Our attempt on this confluence began a few months ago when I first heard about the Degree Confluence Project. Checking the map of unvisited confluences within our home state of New South Wales, I was glad to see an unvisited confluence relatively close to the town of Cobar. I have several relatives, both living and deceased, in the town and could immediately see a double reason for a trip out that way.
Christmas 2007 came and went with a road trip to Melbourne and a return route via central NSW, where we witnessed first hand the results of the welcome summer rains. On return home to Newcastle, I noticed that there had been quite a spectacular unsuccessful attempt on the confluence as a result of the same summer rains, and I determined to visit the area as soon as possible.
A careful check of topographical maps of the area indicated that the confluence may have been located within the boundaries of Gidgee Station and I speculatively sent a letter addressed to the Manager. Shortly thereafter I received a telephone call from Gidgee Station and they informed me that they believed that the confluence was probably located on an adjacent station known as “Cudgaree”, for which they kindly supplied contact details. I rewrote and re-addressed my introductory, explanatory letter and once again waited.
Shortly thereafter I received a very welcoming response via email from Lindsay and Margaret of Cudgaree who assured us that we would be welcome to visit this spot on his property, and we arranged to do so in the first week of the April school holidays.
We decided to approach the confluence via Walgett in order to link up with some friends from there who were heading off on a trip to Broken Hill and beyond, and who more importantly own a four wheel drive which we figured would be handy.
From Walgett it was another 400km to the confluence via Brewarrina and Bourke. Beyond Bourke, the 100km west to Louth was mostly a decent unsealed road, and then we turned south at Louth for the final slightly rougher 33km to the Tundulyah mailbox, where we were to leave the road for the last 35km which we had been warned would take at least an hour. It is worth noting at this stage that whilst it had been raining solidly back home in Newcastle since we had left, the skies out here were wide and blue, the soil red and clouds were few.

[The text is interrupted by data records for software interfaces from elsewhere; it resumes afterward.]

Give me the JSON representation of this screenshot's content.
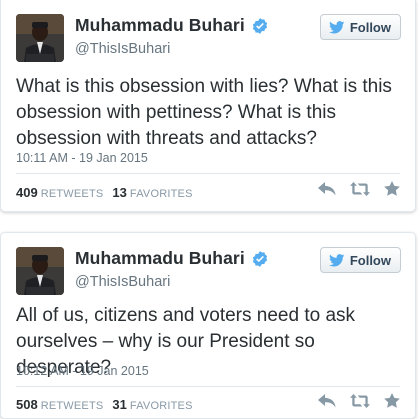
{
  "tweets": [
    {
      "name": "Muhammadu Buhari",
      "handle": "@ThisIsBuhari",
      "follow_label": "Follow",
      "text": "What is this obsession with lies? What is this obsession with pettiness? What is this obsession with threats and attacks?",
      "timestamp": "10:11 AM - 19 Jan 2015",
      "retweets": "409",
      "retweets_label": "RETWEETS",
      "favorites": "13",
      "favorites_label": "FAVORITES"
    },
    {
      "name": "Muhammadu Buhari",
      "handle": "@ThisIsBuhari",
      "follow_label": "Follow",
      "text": "All of us, citizens and voters need to ask ourselves – why is our President so desperate?",
      "timestamp": "10:12 AM - 19 Jan 2015",
      "retweets": "508",
      "retweets_label": "RETWEETS",
      "favorites": "31",
      "favorites_label": "FAVORITES"
    }
  ],
  "icons": {
    "verified": "verified-badge-icon",
    "follow": "twitter-bird-icon",
    "reply": "reply-icon",
    "retweet": "retweet-icon",
    "favorite": "star-icon"
  },
  "colors": {
    "verified": "#55acee",
    "twitter_bird": "#55acee",
    "action_icons": "#8899a6",
    "text": "#292f33",
    "muted": "#66757f"
  }
}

Lindsay and Margaret had been accurate in their estimate and indeed the last 35km did take an hour as we crawled across washed out creeks, rode up and down over small sandhills and bounced across the occasional stony ridge, all the time surrounded by low scrub. As we paused and pondered the only significant puddle of water along the track in, another car appeared at the rear of our convoy of two and we met the neighbours Keith and Shirley. Keith had been the bloke who had turned up on the quad bike with his grandsons and made first contact with the previous unsuccessful attempt on the confluence when the police and the ambulance had been unwilling to risk crossing the swollen creek. He was curious to find out more about this “confluence mob”.
The puddle proved to be shallow, with a firm base and consequently no real obstacle, and within a relatively short time we arrived at Lindsay and Margaret’s camp adjacent to shed tank. It was late in the day at this stage, and after a few introductions we set up our camp and got the troops fed. After dinner we discussed the confluence around the fire and scheduled our planned visit for the next morning, but first we would have to check on the pig trap, much to the kids delight!
Confluence Day arrived as another clear and sunny day, and whilst there were no pigs in the trap, we all enjoyed riding around the property in the back of Lindsay’s little white paddock basher. Back at camp, we tooled up for the confluence visit and then finally we were off! Our first stop was to a State Survey Mark that the army had set up a few years previous. Why they came all the way out here to do this is anyone’s guess, but given its relatively close proximity to the actual confluence (approx. 2km) I wonder whether their mark is located on a confluence of a different co-ordinate system? The GPS proved that we were still not on our mark so we all hopped back into the car and headed off towards Ground Zero.
The vegetation in the surrounding country was thin enough so that we were able to weave our way through it as we inched slowly towards our target. Small herds of wild goats fled from the sound of us pushing down the woody weed until finally there we were at last. We parked a little way forward of the spot and walked back to accurately locate it, and with a little tooing and froing we were able to achieve “all zeros”.
Our mission accomplished, it was time for a little celebration and then back to Shed Tank. We spent a few more hours with Margaret and Lindsay, and then it was time to tackle the 35km one hour trip back to the Louth Road. Our two car convoy parted ways here, as we headed south to Cobar and the others headed back to Louth and eventually to Broken Hill and beyond.
Many thanks to the Harvey Clan, Margaret and Lindsay and especially the kids.